# WHAT IS REQUIRED
Going line by line through the records below, count those with the word "false" and give only the count.

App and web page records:
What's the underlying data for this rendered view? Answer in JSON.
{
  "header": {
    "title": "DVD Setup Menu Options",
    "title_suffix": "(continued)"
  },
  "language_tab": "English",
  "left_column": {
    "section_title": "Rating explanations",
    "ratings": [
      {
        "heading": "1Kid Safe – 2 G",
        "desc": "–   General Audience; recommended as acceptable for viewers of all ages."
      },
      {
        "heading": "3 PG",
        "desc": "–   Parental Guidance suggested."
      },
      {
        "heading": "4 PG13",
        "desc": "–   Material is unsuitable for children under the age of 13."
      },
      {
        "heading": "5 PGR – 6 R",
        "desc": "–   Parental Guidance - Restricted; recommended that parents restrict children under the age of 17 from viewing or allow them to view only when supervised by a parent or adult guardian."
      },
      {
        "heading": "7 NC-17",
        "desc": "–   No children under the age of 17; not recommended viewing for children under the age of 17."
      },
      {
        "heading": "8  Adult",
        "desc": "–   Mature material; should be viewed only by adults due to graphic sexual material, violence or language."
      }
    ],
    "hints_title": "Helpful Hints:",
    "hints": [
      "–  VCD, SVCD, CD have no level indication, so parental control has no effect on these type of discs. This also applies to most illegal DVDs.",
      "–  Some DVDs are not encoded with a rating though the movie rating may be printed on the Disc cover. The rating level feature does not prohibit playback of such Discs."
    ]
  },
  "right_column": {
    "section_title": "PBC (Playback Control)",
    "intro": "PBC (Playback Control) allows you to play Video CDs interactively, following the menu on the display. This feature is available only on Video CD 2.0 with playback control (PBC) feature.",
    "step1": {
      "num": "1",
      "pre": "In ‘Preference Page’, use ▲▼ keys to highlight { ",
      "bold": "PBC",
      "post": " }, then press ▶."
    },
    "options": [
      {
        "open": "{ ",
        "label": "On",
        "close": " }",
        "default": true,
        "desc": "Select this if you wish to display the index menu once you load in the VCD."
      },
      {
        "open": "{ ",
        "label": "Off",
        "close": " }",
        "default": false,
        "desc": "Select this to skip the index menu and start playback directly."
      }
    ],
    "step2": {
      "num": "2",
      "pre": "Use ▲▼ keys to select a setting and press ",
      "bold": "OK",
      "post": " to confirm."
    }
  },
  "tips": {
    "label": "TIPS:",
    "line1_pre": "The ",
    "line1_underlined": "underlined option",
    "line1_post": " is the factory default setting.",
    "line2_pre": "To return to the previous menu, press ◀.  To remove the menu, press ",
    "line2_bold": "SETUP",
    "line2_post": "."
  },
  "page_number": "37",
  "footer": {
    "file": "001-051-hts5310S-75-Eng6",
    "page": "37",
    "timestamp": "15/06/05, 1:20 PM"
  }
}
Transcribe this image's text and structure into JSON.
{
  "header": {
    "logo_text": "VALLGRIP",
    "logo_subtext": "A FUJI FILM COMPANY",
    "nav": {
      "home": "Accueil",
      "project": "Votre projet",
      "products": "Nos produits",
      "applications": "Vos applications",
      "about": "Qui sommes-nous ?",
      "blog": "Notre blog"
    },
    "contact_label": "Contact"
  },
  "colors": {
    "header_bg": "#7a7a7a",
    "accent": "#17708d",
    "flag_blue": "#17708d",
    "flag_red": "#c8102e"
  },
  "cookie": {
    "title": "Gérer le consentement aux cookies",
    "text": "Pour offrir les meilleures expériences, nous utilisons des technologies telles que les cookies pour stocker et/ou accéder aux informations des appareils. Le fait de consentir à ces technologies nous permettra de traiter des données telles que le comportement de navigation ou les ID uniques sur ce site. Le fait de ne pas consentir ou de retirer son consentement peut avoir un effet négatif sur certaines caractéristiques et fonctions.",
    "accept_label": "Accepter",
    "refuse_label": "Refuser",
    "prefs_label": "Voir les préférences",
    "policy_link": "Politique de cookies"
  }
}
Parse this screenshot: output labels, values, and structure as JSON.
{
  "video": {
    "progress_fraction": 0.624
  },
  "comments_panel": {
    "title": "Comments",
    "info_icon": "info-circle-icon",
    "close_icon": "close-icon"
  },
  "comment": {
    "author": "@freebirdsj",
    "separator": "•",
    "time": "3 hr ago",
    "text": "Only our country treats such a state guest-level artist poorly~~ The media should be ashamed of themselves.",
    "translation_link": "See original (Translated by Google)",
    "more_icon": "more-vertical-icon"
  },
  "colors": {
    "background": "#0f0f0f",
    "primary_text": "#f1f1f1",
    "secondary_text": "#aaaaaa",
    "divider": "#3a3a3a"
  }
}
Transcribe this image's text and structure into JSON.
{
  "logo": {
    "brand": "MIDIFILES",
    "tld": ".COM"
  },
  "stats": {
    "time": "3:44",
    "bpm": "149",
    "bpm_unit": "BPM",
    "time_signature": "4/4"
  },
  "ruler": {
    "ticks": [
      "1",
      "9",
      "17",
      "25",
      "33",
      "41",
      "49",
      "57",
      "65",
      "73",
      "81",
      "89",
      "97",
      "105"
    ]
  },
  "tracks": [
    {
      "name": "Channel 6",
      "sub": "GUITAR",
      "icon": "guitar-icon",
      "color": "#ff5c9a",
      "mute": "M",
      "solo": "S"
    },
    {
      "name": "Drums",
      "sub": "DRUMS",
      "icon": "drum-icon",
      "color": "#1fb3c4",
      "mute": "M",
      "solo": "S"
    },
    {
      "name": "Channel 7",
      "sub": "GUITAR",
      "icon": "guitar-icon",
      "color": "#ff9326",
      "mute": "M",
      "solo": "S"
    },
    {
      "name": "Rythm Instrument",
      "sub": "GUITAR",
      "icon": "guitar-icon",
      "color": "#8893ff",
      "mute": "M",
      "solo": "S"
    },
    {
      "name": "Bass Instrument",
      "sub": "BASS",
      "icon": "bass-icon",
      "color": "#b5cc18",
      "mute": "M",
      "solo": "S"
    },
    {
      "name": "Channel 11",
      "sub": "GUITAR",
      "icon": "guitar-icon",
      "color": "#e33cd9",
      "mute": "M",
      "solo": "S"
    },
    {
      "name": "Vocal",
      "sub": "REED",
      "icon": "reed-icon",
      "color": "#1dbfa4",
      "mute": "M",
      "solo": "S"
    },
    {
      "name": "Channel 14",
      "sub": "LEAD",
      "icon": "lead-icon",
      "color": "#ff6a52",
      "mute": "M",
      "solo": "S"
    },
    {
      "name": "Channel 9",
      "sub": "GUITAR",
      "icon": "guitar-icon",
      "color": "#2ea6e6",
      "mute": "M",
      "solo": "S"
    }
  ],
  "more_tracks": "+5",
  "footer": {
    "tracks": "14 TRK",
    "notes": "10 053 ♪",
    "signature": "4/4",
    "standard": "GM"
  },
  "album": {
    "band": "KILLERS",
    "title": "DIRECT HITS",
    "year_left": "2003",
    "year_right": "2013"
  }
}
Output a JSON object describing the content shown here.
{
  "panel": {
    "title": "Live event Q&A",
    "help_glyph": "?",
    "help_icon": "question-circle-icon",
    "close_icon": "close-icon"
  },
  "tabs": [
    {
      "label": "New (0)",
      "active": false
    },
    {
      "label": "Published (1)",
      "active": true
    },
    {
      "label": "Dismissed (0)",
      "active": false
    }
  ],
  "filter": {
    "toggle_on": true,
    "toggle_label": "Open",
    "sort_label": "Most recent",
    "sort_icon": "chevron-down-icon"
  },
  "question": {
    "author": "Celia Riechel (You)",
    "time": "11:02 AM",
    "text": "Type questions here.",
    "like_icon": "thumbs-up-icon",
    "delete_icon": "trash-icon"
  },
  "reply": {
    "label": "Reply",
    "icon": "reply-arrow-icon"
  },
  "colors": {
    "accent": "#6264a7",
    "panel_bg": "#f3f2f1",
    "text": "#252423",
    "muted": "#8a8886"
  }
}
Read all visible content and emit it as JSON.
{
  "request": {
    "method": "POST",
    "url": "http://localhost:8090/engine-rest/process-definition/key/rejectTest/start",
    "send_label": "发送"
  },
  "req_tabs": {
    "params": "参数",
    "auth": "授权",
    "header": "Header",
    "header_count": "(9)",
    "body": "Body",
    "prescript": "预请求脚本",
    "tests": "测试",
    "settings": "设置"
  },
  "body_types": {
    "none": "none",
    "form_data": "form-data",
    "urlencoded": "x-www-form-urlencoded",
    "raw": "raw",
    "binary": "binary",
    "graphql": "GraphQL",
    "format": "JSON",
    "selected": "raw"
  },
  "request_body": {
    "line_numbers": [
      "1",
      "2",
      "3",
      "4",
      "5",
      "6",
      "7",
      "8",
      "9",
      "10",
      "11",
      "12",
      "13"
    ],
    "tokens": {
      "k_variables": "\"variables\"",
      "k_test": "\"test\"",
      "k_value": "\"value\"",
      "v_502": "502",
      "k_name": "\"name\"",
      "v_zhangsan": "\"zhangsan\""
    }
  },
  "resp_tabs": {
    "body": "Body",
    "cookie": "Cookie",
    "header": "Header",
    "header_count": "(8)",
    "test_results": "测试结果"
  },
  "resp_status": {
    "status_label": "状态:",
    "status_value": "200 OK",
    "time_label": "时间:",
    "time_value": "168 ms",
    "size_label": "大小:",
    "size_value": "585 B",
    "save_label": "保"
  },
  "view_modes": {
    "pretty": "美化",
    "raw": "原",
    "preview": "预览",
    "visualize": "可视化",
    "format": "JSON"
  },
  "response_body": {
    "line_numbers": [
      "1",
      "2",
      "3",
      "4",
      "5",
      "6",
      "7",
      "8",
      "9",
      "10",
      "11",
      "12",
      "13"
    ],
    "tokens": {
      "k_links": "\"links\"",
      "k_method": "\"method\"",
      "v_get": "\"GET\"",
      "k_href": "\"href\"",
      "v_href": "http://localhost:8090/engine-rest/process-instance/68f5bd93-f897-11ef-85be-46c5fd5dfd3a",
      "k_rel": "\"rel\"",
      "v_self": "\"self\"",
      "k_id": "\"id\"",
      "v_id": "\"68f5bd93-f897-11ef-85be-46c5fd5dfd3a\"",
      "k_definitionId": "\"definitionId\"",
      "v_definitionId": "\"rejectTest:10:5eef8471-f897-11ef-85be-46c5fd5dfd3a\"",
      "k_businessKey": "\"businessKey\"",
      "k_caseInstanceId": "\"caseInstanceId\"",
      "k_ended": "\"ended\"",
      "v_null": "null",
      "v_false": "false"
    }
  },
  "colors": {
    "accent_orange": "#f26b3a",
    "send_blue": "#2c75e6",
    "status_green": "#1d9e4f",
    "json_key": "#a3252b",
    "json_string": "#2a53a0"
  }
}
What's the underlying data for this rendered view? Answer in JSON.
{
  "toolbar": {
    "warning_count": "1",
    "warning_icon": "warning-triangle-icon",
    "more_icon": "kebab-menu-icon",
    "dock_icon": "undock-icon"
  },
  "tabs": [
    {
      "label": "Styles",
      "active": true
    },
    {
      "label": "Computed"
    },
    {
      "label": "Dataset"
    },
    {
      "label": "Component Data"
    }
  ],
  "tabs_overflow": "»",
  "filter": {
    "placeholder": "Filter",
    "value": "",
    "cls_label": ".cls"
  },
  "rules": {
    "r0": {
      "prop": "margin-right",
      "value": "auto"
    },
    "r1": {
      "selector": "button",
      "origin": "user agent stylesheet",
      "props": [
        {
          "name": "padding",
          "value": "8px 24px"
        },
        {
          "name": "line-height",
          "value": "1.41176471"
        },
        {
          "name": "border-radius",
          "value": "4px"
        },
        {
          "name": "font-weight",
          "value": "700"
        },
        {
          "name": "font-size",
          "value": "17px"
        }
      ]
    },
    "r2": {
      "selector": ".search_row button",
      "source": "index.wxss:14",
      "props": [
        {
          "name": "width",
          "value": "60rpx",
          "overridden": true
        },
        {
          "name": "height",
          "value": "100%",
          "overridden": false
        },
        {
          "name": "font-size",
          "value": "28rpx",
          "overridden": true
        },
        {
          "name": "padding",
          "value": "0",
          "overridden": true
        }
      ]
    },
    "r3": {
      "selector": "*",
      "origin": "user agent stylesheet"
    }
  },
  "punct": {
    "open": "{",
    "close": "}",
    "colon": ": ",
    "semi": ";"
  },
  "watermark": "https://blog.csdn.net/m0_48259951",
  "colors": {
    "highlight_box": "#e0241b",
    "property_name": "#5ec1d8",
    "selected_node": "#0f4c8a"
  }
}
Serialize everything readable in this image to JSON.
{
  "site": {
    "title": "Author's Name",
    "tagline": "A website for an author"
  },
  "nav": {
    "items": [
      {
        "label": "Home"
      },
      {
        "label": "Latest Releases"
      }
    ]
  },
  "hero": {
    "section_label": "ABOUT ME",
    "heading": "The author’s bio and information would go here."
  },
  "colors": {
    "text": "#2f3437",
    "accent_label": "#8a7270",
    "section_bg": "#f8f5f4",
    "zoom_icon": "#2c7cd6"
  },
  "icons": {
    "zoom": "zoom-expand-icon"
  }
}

# RESPONSE TO THE TASK
5